bending them into shapes and forms or heating them; in this way, I come across new techniques and designs,” Pan said.
With personal crafting skills and knowledge from his teachers, his designs flourished. Though transforming bamboo into the shapes and forms of his imagination is not difficult, he needs to persevere and keep honing his skills. Some pieces might take him longer to finish when he is working with new techniques.
“Each design requires different amounts of time to complete, depending on its complexity and level of difficulty to make.
For example, I recently collaborated with the NOVA Jewelry brand in Chiang Mai, making pieces that had a lot of detail and took over three hours apiece to finish. It required a combination of techniques; I had to weave delicate wire onto pieces of bamboo, which took a lot of time. Trying new things always takes longer. The time required to finish each work really depends on how familiar I am with the technique.”
Natural materials, Natural problem solving

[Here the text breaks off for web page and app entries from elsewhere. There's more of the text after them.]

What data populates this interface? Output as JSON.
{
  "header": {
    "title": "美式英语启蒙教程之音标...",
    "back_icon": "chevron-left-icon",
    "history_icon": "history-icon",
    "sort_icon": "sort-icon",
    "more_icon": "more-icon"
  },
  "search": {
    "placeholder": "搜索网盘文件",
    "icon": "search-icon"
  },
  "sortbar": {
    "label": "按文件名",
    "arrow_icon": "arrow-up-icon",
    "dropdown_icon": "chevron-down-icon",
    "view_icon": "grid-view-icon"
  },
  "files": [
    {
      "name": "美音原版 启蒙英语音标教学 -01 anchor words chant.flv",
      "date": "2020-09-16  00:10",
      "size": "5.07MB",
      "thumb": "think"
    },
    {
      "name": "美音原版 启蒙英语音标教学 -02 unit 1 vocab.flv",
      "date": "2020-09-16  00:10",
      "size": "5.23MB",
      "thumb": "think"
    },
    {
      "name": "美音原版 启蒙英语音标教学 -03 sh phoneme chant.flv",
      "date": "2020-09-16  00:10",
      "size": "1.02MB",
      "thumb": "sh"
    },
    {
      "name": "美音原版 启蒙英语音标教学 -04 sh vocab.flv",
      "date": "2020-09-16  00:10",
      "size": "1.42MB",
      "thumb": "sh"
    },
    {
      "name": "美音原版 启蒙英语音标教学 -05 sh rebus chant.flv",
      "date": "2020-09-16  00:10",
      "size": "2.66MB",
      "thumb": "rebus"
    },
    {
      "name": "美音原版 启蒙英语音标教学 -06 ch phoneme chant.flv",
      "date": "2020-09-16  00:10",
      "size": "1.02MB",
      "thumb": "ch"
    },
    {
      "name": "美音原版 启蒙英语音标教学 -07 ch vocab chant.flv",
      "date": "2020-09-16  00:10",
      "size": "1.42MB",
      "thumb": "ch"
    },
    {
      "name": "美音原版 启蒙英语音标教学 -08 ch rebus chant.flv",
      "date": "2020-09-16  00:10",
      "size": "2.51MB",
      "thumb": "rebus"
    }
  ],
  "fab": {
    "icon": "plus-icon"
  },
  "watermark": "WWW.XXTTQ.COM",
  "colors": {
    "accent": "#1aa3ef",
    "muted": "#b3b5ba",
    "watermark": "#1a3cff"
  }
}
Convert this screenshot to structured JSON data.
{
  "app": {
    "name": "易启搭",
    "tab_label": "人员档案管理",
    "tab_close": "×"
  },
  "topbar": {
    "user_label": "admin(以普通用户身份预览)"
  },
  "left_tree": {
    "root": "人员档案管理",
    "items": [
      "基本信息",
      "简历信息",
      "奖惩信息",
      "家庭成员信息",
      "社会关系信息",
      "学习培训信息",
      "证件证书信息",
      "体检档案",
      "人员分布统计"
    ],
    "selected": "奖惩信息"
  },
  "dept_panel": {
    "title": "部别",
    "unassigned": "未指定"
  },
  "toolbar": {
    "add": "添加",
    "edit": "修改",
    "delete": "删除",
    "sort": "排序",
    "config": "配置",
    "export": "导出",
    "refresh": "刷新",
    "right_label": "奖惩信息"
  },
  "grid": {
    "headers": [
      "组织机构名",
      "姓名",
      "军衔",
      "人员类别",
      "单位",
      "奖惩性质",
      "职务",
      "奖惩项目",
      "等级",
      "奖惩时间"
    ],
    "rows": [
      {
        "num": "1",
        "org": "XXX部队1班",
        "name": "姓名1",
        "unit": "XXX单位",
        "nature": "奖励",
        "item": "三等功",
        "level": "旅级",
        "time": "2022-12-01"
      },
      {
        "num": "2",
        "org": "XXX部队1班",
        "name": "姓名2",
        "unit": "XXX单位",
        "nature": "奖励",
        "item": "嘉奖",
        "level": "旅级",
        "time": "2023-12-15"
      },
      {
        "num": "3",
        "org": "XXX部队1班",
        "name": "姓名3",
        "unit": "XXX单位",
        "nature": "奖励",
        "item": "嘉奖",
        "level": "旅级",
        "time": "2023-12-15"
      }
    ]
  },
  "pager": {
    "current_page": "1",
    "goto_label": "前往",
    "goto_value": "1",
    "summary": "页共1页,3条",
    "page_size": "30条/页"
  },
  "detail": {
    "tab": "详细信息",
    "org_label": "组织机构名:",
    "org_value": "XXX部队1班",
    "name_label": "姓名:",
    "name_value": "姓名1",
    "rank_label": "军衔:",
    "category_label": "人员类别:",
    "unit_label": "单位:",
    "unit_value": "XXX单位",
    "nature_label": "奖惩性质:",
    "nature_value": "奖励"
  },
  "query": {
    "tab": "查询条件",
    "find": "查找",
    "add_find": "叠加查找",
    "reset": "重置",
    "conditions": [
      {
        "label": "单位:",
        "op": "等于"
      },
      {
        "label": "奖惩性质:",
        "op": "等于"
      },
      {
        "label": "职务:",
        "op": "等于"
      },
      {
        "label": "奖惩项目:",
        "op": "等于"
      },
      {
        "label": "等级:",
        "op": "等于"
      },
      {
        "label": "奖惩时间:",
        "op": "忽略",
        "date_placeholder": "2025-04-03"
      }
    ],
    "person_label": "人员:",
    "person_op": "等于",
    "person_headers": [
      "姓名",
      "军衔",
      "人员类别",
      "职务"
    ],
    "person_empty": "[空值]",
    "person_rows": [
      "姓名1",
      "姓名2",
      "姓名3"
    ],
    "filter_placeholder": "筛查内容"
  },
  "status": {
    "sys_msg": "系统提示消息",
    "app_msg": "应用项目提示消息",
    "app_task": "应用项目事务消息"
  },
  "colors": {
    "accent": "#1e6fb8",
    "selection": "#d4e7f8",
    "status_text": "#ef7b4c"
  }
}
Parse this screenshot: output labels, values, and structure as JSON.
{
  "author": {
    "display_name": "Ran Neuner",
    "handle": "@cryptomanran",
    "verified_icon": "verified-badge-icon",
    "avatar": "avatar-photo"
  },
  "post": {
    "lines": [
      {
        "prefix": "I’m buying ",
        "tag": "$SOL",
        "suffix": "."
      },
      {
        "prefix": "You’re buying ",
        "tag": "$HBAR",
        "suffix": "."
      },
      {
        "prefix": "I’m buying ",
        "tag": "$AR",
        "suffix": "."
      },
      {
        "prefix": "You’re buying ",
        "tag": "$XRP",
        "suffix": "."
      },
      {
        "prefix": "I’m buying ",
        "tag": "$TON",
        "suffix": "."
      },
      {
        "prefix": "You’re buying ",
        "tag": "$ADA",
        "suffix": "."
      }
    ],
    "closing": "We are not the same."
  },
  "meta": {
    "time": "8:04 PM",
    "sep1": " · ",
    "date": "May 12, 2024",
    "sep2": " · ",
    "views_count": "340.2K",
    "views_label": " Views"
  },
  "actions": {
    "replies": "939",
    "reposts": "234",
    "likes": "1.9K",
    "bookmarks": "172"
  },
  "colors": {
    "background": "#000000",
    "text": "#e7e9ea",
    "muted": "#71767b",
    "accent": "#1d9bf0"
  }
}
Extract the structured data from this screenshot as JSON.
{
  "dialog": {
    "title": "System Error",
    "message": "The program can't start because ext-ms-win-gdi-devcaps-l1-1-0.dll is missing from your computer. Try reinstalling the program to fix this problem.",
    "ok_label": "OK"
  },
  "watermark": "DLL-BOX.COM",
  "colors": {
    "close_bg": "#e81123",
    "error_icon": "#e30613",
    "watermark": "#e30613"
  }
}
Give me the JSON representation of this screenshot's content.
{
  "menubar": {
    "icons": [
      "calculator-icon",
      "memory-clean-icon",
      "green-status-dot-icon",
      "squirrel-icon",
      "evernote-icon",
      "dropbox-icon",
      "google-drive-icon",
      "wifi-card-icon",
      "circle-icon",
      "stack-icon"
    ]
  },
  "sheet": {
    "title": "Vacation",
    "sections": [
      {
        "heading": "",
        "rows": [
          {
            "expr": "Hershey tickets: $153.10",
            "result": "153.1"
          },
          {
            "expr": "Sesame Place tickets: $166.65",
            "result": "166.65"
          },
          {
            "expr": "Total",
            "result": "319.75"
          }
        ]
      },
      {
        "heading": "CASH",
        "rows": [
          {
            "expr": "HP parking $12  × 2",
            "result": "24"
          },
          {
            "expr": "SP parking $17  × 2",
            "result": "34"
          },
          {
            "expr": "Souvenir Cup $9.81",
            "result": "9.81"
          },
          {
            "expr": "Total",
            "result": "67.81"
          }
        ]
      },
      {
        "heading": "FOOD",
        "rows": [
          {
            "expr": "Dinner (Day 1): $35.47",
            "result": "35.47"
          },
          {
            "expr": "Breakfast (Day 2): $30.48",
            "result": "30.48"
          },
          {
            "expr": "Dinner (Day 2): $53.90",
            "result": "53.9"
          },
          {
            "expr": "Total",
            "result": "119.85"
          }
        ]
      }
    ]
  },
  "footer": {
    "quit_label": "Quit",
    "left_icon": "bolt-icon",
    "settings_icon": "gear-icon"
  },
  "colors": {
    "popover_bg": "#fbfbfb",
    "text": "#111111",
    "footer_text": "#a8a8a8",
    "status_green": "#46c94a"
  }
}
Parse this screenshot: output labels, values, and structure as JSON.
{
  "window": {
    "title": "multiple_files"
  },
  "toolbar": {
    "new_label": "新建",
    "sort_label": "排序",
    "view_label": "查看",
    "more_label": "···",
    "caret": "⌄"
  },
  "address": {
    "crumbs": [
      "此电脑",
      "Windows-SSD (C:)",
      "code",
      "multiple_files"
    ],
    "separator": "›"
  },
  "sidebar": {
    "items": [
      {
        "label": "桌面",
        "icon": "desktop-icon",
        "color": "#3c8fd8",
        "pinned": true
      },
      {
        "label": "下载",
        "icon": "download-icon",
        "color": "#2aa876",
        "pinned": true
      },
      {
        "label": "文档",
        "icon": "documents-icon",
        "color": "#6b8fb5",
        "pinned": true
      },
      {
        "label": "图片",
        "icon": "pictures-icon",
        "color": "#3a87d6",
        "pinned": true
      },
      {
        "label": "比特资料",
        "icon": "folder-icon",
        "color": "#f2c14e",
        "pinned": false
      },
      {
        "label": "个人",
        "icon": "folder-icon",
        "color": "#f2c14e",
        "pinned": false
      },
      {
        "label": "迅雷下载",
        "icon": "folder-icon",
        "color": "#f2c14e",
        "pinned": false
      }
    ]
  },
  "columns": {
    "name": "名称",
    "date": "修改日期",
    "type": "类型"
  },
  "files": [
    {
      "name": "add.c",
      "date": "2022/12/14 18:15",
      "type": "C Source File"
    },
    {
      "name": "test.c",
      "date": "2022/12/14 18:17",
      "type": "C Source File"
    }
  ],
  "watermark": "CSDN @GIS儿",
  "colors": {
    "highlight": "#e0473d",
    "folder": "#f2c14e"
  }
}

Outstanding designs apart, another intriguing aspect of Pan’s work is its natural wisdom and chemical-free aspect. All kinds of bamboo weaken with humidity and are prone to attack by insects attracted to bamboo’s “sweet taste”. Pan protects his bamboo products by using chemical-free methods to keep his products 100 percent natural.
“I guarantee that all my products are environmentally friendly and are free of chemical substances. Customers love our products because they contain no dangerous chemicals. We can achieve this because natural materials that we can use are abundant in the North of Thailand, and we have old folkways to solve problems, such as soaking bamboo in wood vinegar to protect it from ants, termites and insects. This is neither toxic nor dangerous to customers’ health. We can also use local herbs like neem for this purpose. In winter, neem tastes more bitter than in other seasons, so we can use its fruits and leaves mixed with wood vinegar in which to soak the bamboo. I like these natural substances; for me, using them is part of the craft.”
Change to reach out
“Gong Craft is like an outlet for products from natives of Lampang who have returned home to produce handicrafts. We also get orders through them when customers see our products there and like them.
At present we have orders for jewelry and for home and hotel decorations.”
As I wanted to reach out to more customers, I started to make smaller bamboo products. I make jewelry such as earrings, which sell so well I can hardly keep up with demand, even though only one shop sells my products—Gong Craft, at Gong Ta walking street.
Skills building on local wisdom
Even though Ghom Lanna is a household handicraft, I would love to hand down these skills to anyone from the next generation who is interested.
“I need manpower now. I like to design and want more time to pursue new ideas, but I am often tied down having to finish orders. Only my mother helps me as an assistant. All day I am occupied with the whole production process from selecting the bamboo onward. I’m not sure if there is anyone out there who is interested in this line of work; it has been difficult to find help. I want more assistants; at the same time, I want to involve local people who have their own stories to tell. I do hope young people will come. A recent contact came from a high-school student who wants to learn how to make patterns on bamboo. Really, anybody who is interested can just give me a call.”
Pan is a modern designer who uses mainly online outlets like Instagram, Facebook and Google Search Engine Optimizer to sell his products. He is exploring using Tik Tok.
“I think social media is interesting but right now I don’t have a lot of time to explore it. On weekends, I must man the shop at Gong Craft, as more tourists are coming now that the Covid pandemic is subsiding. I am new in this business and spend my working days on production. I want to get better, and I want to contribute to community learning.”